*** Opening DATA SUPPLIED ***
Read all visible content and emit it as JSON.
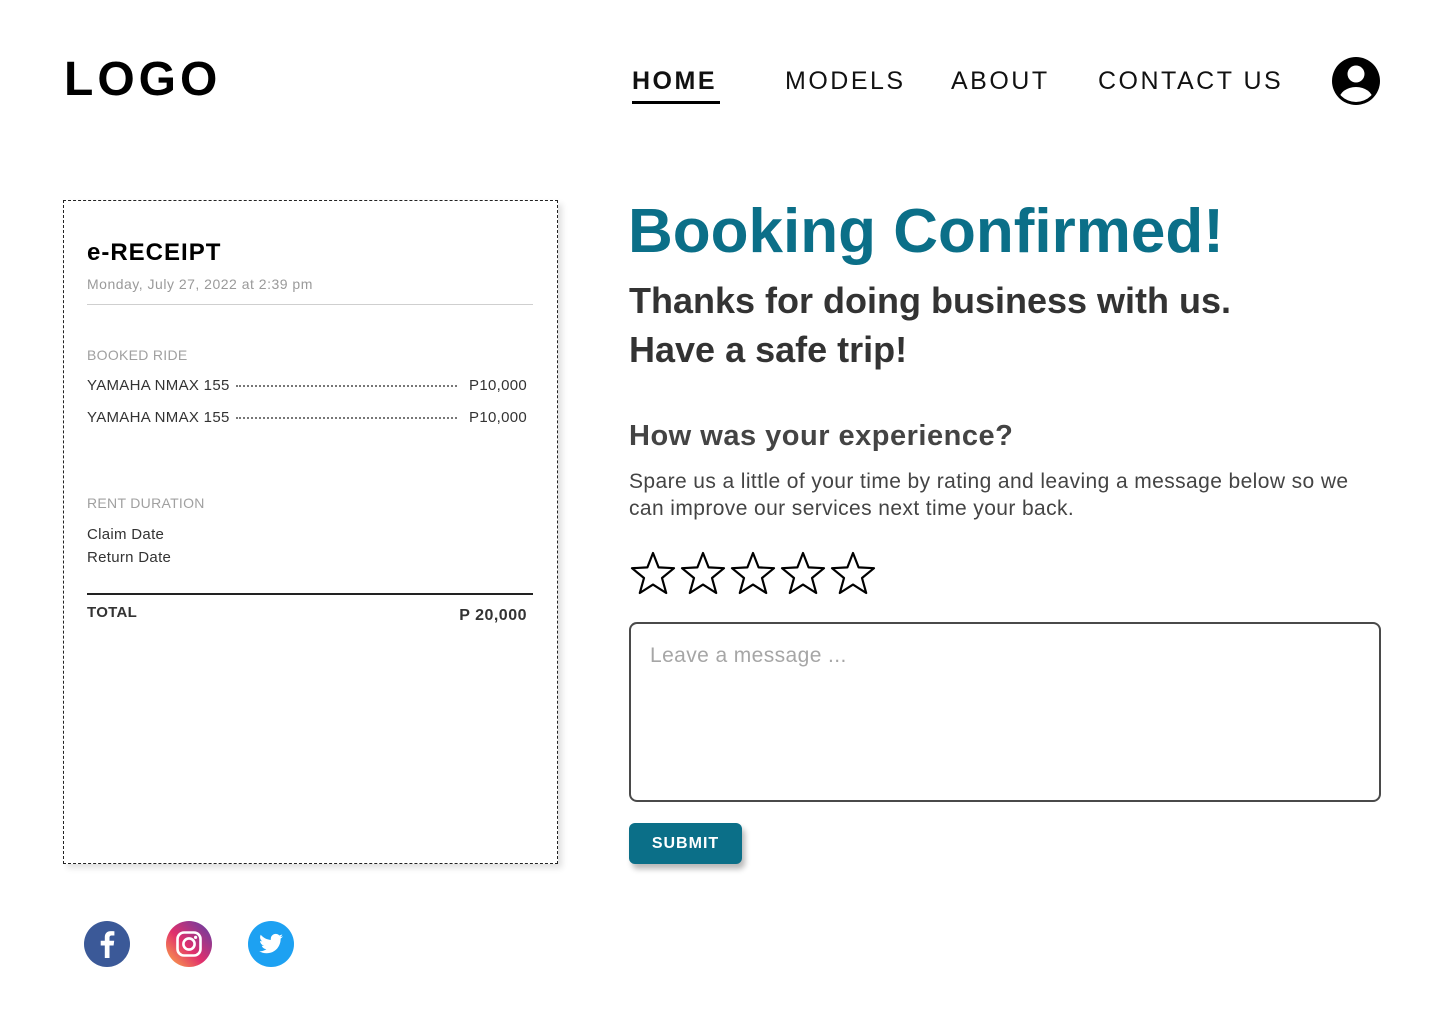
{
  "header": {
    "logo": "LOGO",
    "nav": [
      {
        "label": "HOME",
        "active": true
      },
      {
        "label": "MODELS",
        "active": false
      },
      {
        "label": "ABOUT",
        "active": false
      },
      {
        "label": "CONTACT US",
        "active": false
      }
    ],
    "profile_icon": "user-circle-icon"
  },
  "receipt": {
    "title": "e-RECEIPT",
    "date": "Monday, July 27, 2022 at 2:39 pm",
    "booked_ride_heading": "BOOKED RIDE",
    "items": [
      {
        "name": "YAMAHA NMAX 155",
        "price": "P10,000"
      },
      {
        "name": "YAMAHA NMAX 155",
        "price": "P10,000"
      }
    ],
    "rent_duration_heading": "RENT DURATION",
    "claim_date_label": "Claim Date",
    "return_date_label": "Return Date",
    "total_label": "TOTAL",
    "total_value": "P 20,000"
  },
  "confirmation": {
    "headline": "Booking Confirmed!",
    "thanks_line1": "Thanks for doing business with us.",
    "thanks_line2": "Have a safe trip!",
    "question": "How was your experience?",
    "description": "Spare us a little of your time by rating and leaving a message below so we can improve our services next time your back.",
    "rating": {
      "value": 0,
      "max": 5
    },
    "message_placeholder": "Leave a message ...",
    "submit_label": "SUBMIT"
  },
  "socials": [
    "facebook-icon",
    "instagram-icon",
    "twitter-icon"
  ],
  "colors": {
    "accent": "#0b6f88",
    "facebook": "#3b5998",
    "twitter": "#1da1f2"
  }
}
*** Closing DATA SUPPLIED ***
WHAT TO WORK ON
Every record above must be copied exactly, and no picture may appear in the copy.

WRITTEN SOLUTION
Read all visible content and emit it as JSON.
{
  "header": {
    "logo": "LOGO",
    "nav": [
      {
        "label": "HOME",
        "active": true
      },
      {
        "label": "MODELS",
        "active": false
      },
      {
        "label": "ABOUT",
        "active": false
      },
      {
        "label": "CONTACT US",
        "active": false
      }
    ],
    "profile_icon": "user-circle-icon"
  },
  "receipt": {
    "title": "e-RECEIPT",
    "date": "Monday, July 27, 2022 at 2:39 pm",
    "booked_ride_heading": "BOOKED RIDE",
    "items": [
      {
        "name": "YAMAHA NMAX 155",
        "price": "P10,000"
      },
      {
        "name": "YAMAHA NMAX 155",
        "price": "P10,000"
      }
    ],
    "rent_duration_heading": "RENT DURATION",
    "claim_date_label": "Claim Date",
    "return_date_label": "Return Date",
    "total_label": "TOTAL",
    "total_value": "P 20,000"
  },
  "confirmation": {
    "headline": "Booking Confirmed!",
    "thanks_line1": "Thanks for doing business with us.",
    "thanks_line2": "Have a safe trip!",
    "question": "How was your experience?",
    "description": "Spare us a little of your time by rating and leaving a message below so we can improve our services next time your back.",
    "rating": {
      "value": 0,
      "max": 5
    },
    "message_placeholder": "Leave a message ...",
    "submit_label": "SUBMIT"
  },
  "socials": [
    "facebook-icon",
    "instagram-icon",
    "twitter-icon"
  ],
  "colors": {
    "accent": "#0b6f88",
    "facebook": "#3b5998",
    "twitter": "#1da1f2"
  }
}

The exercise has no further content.